from the Superior Court in Maricopa County No. CV 2015-002890
The Honorable Daniel G. Martin, Judge
East Valley Law Firm, Chandler By Daryl R. Wilson Counsel for
MacQueen & Gottlieb, PLC, Phoenix By Benjamin L.
Gottlieb, Patrick R. MacQueen Counsel for
Presiding Judge Michael J. Brown delivered the opinion of the
Court, in which Judge Maria Elena Cruz and Judge Maurice
Portley  joined.
The issue we address is whether a party who prevails on quiet
title claims but loses on other claims or defenses is
nonetheless eligible to recover attorneys' fees under
Arizona Revised Statutes ("A.R.S.") section
12-1103(B). For the following reasons, we conclude that the
statute's prevailing-party determination is controlled by
whomever prevails on the quiet title claims, and that
non-quiet title claims are relevant only for purposes of
deciding whether, in the court's discretion,
attorneys' fees should be awarded and in what amount.
Gregory Cook and Cynthia Grebe are neighboring property
owners. Cook filed a complaint in superior court
alleging he adversely possessed Grebe's property by using
and maintaining it for more than 15 years. Cook also alleged
that Grebe's failure to maintain and secure the property
created a private nuisance. Grebe filed counterclaims
alleging quiet title, conversion, unjust enrichment, and
trespass. After considering competing motions for summary
judgment, the superior court granted partial summary judgment
in favor of Cook on Grebe's conversion counterclaim.
Near the end of the jury trial on the remaining claims, the
superior court struck Grebe's unjust enrichment claim.
The jury found in Grebe's favor on her quiet title
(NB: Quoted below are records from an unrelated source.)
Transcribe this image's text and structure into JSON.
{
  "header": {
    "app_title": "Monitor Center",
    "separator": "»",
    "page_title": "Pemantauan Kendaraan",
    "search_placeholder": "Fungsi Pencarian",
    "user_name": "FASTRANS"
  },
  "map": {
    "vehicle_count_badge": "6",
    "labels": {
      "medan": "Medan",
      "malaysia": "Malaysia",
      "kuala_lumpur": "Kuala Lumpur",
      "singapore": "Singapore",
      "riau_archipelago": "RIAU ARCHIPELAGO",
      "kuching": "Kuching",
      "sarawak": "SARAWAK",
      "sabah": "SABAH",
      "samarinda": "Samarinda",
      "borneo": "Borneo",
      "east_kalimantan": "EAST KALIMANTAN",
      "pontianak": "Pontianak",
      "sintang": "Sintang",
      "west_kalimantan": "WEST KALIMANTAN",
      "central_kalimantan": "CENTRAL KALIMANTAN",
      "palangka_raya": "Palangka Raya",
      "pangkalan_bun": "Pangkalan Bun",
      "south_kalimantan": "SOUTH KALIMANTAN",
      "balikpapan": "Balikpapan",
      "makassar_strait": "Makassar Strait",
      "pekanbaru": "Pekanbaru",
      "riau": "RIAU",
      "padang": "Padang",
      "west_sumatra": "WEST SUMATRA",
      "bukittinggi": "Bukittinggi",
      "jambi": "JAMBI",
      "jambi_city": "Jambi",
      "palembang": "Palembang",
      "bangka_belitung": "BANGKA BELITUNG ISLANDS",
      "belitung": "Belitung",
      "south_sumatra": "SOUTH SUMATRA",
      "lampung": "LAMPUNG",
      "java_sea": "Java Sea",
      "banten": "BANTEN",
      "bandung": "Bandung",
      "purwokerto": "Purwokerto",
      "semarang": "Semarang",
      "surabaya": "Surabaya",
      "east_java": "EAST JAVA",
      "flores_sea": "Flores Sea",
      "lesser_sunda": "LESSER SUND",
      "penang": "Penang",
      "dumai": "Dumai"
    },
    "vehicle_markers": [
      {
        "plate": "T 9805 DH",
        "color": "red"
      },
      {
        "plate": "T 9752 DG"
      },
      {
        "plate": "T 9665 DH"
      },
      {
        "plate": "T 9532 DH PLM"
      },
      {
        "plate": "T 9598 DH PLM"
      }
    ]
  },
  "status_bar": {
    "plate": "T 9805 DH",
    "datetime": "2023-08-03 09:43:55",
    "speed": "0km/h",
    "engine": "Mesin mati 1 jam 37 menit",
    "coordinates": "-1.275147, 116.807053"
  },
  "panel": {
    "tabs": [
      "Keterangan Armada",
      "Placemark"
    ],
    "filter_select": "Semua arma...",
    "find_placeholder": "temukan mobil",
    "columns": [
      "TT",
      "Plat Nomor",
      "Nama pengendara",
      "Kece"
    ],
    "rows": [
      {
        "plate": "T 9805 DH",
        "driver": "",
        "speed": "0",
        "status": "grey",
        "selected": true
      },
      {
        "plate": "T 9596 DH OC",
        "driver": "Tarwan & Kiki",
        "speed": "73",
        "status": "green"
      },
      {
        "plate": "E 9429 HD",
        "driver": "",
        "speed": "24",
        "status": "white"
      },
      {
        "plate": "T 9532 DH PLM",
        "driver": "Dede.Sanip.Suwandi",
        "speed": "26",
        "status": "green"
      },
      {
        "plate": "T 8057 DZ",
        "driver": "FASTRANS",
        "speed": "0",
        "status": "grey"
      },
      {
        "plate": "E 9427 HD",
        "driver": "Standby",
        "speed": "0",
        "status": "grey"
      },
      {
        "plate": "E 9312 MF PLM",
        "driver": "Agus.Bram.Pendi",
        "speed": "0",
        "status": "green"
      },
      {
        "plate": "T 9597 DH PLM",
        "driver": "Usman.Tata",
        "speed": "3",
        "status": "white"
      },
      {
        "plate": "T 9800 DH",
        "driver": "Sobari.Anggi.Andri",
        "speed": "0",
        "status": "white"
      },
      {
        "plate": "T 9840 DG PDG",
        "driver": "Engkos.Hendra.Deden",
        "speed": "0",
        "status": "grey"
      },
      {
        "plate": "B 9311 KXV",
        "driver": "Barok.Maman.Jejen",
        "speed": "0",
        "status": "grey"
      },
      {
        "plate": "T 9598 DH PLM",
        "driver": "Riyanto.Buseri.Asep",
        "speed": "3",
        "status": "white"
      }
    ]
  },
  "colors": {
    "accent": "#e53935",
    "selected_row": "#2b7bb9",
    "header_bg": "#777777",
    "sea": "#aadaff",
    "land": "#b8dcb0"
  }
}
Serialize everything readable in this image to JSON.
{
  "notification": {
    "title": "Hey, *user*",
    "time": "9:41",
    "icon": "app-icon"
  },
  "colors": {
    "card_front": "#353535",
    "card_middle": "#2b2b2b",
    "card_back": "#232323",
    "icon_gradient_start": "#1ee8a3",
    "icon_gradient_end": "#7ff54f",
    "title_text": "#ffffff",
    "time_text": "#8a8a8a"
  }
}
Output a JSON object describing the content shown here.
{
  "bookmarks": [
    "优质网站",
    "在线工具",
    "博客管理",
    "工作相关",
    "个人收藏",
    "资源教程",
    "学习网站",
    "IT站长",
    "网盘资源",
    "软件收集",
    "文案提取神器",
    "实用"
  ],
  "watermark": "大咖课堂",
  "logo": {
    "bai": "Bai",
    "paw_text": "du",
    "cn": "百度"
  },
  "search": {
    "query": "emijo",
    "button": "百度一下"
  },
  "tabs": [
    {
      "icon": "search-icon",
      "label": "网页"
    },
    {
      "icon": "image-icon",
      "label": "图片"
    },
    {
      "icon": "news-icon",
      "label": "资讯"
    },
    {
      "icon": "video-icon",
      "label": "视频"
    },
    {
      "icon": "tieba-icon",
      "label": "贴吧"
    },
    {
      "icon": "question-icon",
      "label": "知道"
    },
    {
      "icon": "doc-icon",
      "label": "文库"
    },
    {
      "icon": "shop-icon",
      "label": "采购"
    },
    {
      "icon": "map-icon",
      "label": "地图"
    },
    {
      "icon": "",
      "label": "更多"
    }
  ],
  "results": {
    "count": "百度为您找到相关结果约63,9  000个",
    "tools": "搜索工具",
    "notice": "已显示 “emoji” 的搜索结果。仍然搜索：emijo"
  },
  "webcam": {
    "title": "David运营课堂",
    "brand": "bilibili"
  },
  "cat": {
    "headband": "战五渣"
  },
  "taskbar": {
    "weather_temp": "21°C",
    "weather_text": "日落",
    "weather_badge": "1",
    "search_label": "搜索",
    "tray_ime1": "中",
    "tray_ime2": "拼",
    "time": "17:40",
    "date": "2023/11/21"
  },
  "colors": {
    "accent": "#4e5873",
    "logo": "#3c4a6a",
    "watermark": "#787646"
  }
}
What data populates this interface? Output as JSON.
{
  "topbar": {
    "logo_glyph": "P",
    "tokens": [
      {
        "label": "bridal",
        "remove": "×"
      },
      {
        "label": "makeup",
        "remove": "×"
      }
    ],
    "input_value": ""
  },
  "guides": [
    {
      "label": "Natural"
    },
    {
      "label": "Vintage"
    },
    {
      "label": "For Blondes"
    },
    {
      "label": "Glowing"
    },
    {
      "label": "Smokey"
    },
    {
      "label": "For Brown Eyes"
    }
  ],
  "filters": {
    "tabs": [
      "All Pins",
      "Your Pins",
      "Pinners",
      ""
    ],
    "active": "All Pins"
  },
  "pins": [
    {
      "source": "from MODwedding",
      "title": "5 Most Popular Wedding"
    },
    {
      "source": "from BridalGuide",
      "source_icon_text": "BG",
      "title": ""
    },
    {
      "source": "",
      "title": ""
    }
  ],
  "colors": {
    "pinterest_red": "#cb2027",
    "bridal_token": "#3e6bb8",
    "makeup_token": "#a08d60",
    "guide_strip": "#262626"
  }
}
counterclaim and Cook's adverse possession claim, and in
Cook's favor on his private nuisance claim and
Grebe's trespass counterclaim. The court then determined
that Grebe was "the prevailing party for purposes of the
adverse possession and quiet title claims" and stated
she could file an application for attorneys' fees.
Grebe requested attorneys' fees in the amount of $82,
726.75, which Cook opposed, asserting Grebe was not entitled
to recover fees for claims on which she did not prevail. In
its ruling, the court explained that Grebe was "deemed
the prevailing party in this matter for purposes of A.R.S.
§ 12-1103" and entered a fee award of $50, 000.
This timely appeal followed.
Generally, a court may award attorneys' fees only when
authorized by statute or by agreement of the parties.
Taylor v. S. Pac. Transp. Co., 130 Ariz. 516, 523
(1981) (citation omitted). As provided in A.R.S. §
12-1103(B), a party prevailing in a quiet title action may
recover attorneys' fees if, 20 days before bringing the
action, he or she tendered five dollars with a request that
the other party execute a quit claim deed, and the other
party did not comply. See Lange v. Lotzer, 151 Ariz.
260, 262 (App. 1986) ("The Arizona Legislature has
expressly determined that only a prevailing party who follows
certain prerequisites may recover attorney's fees in
quiet title actions."). Although § 12-1103(B) only
refers to a "plaintiff," a defendant who
successfully asserts a quiet title counterclaim may seek
attorneys' fees. See Long v. Clark, 226 Ariz.
95-96, ¶¶ 1, 2 (App. 2010) (reversing a fee award
to defendants in a quiet title action because, although they
successfully defended, they did not file a counterclaim). It
is undisputed that Cook and Grebe each complied with §
12-1103(B)'s prerequisites for recovering attorneys'
We review the superior court's determination of who is
the prevailing party, for purposes of awarding attorneys'
fees, for an abuse of discretion. Sanborn v. Brooker
& Wake Prop. Mgmt., Inc.,178 Ariz. 425, 430 (App.
1994). We review the interpretation of a statute de novo, and
when doing so, our goal "is to effectuate the text if it
is clear and unambiguous." BSI Holdings, LLC v.
Ariz. Dep't of Transp.,244 Ariz. 17, 19, ¶ 9
(2018). A statute's words should be read in context to
determine their meaning. Stambaugh v. Killian, ...